Child Support

  1. What is Support? Both parents have a legal duty to support their child or children according to their earnings or earning capacity. Generally, the basic child support payments are for the ordinary expenses of food, shelter, clothing, and usual and customary expenses. In a given appropriate case, other expenses which are usual and reasonable may be Ordered to be paid, like private school tuition, summer camp, sports or music lessons, therapies, and other expenses not contemplated within the basic support obligations.
  2. How is a Support Order Determined? When parents separate (or do not live together), and one party files for child support against the other parent, a court is required to enter an order for support (almost always) against the parent with less or equal physical custody. Support orders are entered either by agreement or the decision will be made by a Support Master or a Judge.
  3. How is the Amount of Support Determined? Guidelines. The Offices of Domestic Relations and the Courts in Pennsylvania follow the statutory support guidelines. A matrix shows what the support should be for a certain number of children, based on the total net monthly income of both parties. The support obligation is then calculated based on the percentage that the obligor’s (the one paying support) income bears to the entire income of both.
  4. How is income defined? Income takes many forms. This may include any form of payment due to and collectible by an individual regardless of the source. The sources of income could be:
    • a. Net Income: Gross income minus taxes and other required deductions;
    • b. Bonuses;
    • c. Fees;
    • d. Commissions;
    • e. Income from a Business
    • f. Income from the sale of property;
    • g. Interest;
    • h. Rents;
    • i. Royalties;
    • j. Dividends;
    • k. Annuities;
    • l. Income form life insurance/endowment contracts;
    • m. 401(k), IRA’s, Roth IRA’s, Pensions;
    • n. Military, Railroad, Employment, Social Security Benefits;
    • o. Distributions from Partnerships;
    • p. Income from an estate or trust;
    • q. Money paid to you by someone who owed you a debt;
    • r. Disability benefits: temporary and permanent;
    • s. Worker’s Compensation;
    • t. Unemployment compensation;
    • u. Money/Lump Sum Rewards (such as the lottery);
    • v. Income Tax Refunds;
    • w. Insurance Compensation/Settlements;
    • x. Legal Verdicts or Awards;
    • y. Any form of payment due and collectible by an individual regardless of source.
  5. What is usually contained in a Support Order? Basic child support; possibly private school tuition, summer camp expenses, lessons, therapy, and similar expenses, if reasonable and customary.
  6. Does this mean I have to pay for college if my child is over Age 18? Not in Pennsylvania. A parent is not obligated to pay for college, unless the parent has agreed to do so in a written agreement, or an agreement which has been put, by agreement, into a Court Order.

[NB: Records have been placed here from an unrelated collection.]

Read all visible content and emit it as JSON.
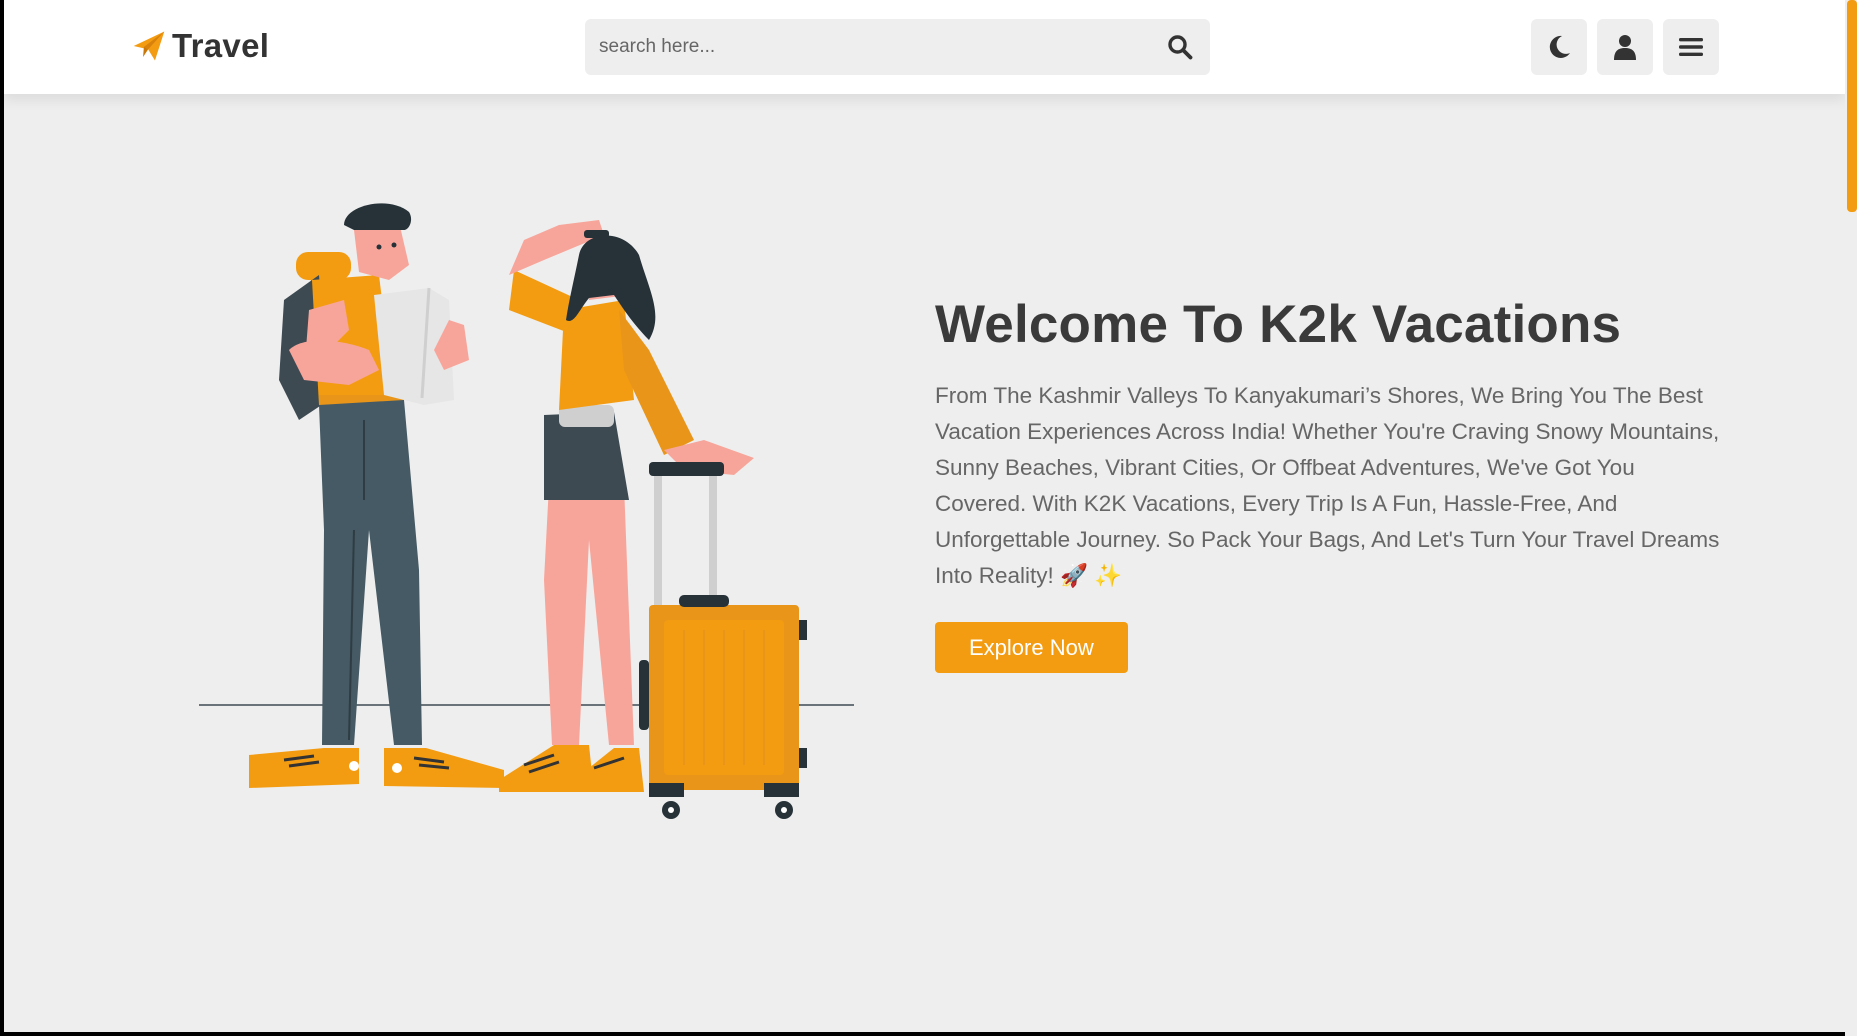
{
  "header": {
    "logo_text": "Travel",
    "search": {
      "placeholder": "search here..."
    },
    "icons": [
      "paper-plane-icon",
      "search-icon",
      "moon-icon",
      "user-icon",
      "menu-icon"
    ]
  },
  "hero": {
    "title": "Welcome To K2k Vacations",
    "description": "From The Kashmir Valleys To Kanyakumari’s Shores, We Bring You The Best Vacation Experiences Across India! Whether You're Craving Snowy Mountains, Sunny Beaches, Vibrant Cities, Or Offbeat Adventures, We've Got You Covered. With K2K Vacations, Every Trip Is A Fun, Hassle-Free, And Unforgettable Journey. So Pack Your Bags, And Let's Turn Your Travel Dreams Into Reality! 🚀 ✨",
    "cta_label": "Explore Now"
  },
  "colors": {
    "accent": "#f39c12",
    "text_dark": "#3a3a3a",
    "text_body": "#666666",
    "background": "#eeeeee"
  }
}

  7. What about Medical Insurance and Healthcare Costs? Usually, one parent is Ordered to provide health care coverage. Both parents contribute to the cost of this, usually, according to their respective net monthly incomes. If neither parent has health insurance available, the court may order one parent to obtain health insurance at a reasonable cost, and for the parents to share the cost on a pro rata basis according to income.

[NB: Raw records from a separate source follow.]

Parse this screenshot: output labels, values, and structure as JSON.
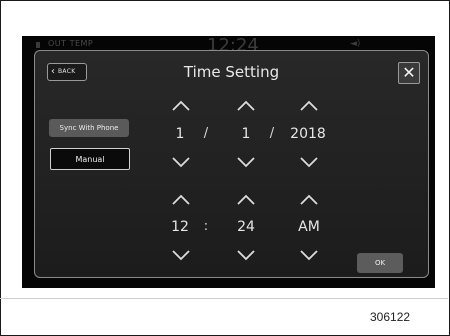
{
  "status_bar": {
    "out_temp_label": "OUT TEMP",
    "clock": "12:24",
    "volume_glyph": "◄)"
  },
  "dialog": {
    "title": "Time Setting",
    "back_label": "BACK",
    "back_icon": "chevron-left-icon",
    "close_icon": "close-icon",
    "close_glyph": "✕",
    "sync_label": "Sync With Phone",
    "manual_label": "Manual",
    "ok_label": "OK"
  },
  "date": {
    "month": "1",
    "day": "1",
    "year": "2018",
    "separator1": "/",
    "separator2": "/"
  },
  "time": {
    "hour": "12",
    "minute": "24",
    "ampm": "AM",
    "separator": ":"
  },
  "figure_id": "306122",
  "colors": {
    "screen_bg": "#050505",
    "dialog_bg": "#222222",
    "button_gray": "#5a5a5a",
    "text": "#e6e6e6"
  }
}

  8. What about the costs not covered by insurance? Usually, the uncovered, reasonable bills are shared according to a percentage basis set forth in the Court Order. However, they may be restrictions, such as, that the child must be taken to a participating provider within the network of the health insurance.

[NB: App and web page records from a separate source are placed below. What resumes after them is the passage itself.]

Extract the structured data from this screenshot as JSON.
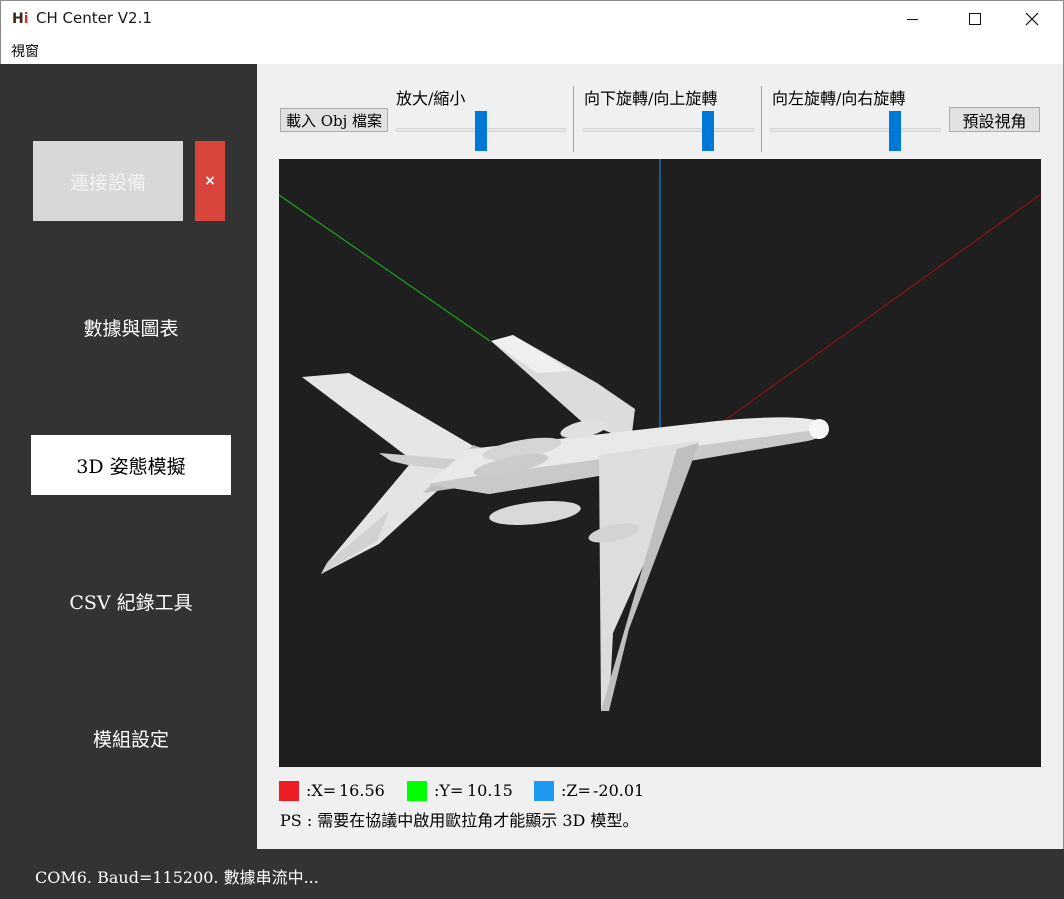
{
  "window": {
    "title": "CH Center V2.1",
    "icon": "hi-logo-icon"
  },
  "menu": {
    "view_label": "視窗"
  },
  "sidebar": {
    "connect_label": "連接設備",
    "close_label": "×",
    "items": [
      {
        "label": "數據與圖表"
      },
      {
        "label": "3D 姿態模擬",
        "active": true
      },
      {
        "label": "CSV 紀錄工具"
      },
      {
        "label": "模組設定"
      }
    ]
  },
  "toolbar": {
    "load_obj_label": "載入 Obj 檔案",
    "zoom_label": "放大/縮小",
    "pitch_label": "向下旋轉/向上旋轉",
    "yaw_label": "向左旋轉/向右旋轉",
    "reset_view_label": "預設視角"
  },
  "sliders": {
    "zoom_value": 0.5,
    "pitch_value": 0.73,
    "yaw_value": 0.73
  },
  "legend": {
    "x_label": ":X=",
    "x_value": "16.56",
    "y_label": ":Y=",
    "y_value": "10.15",
    "z_label": ":Z=",
    "z_value": "-20.01",
    "x_color": "#ee1c25",
    "y_color": "#00ff00",
    "z_color": "#1e9bf0"
  },
  "note": "PS : 需要在協議中啟用歐拉角才能顯示 3D 模型。",
  "status": "COM6. Baud=115200. 數據串流中...",
  "colors": {
    "sidebar_bg": "#333333",
    "viewport_bg": "#1f1f1f",
    "slider_accent": "#0078d7",
    "close_button": "#d9443d"
  }
}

  9. Is payment of child support tax deductible? Generally, No.
  10. What happens if I don’t pay the support? Typically, an enforcement action will be filed against the non – paying parent, by the other parent or the Domestic Relations office. Beware….the Court is permitted to publish the names of delinquent payers, under certain circumstances, in newspapers of general or special circulation. Further, a non – paying parent can be sued for contempt and if found in contempt of the Support Order by the Court, then, after a hearing, going to jail can be Ordered.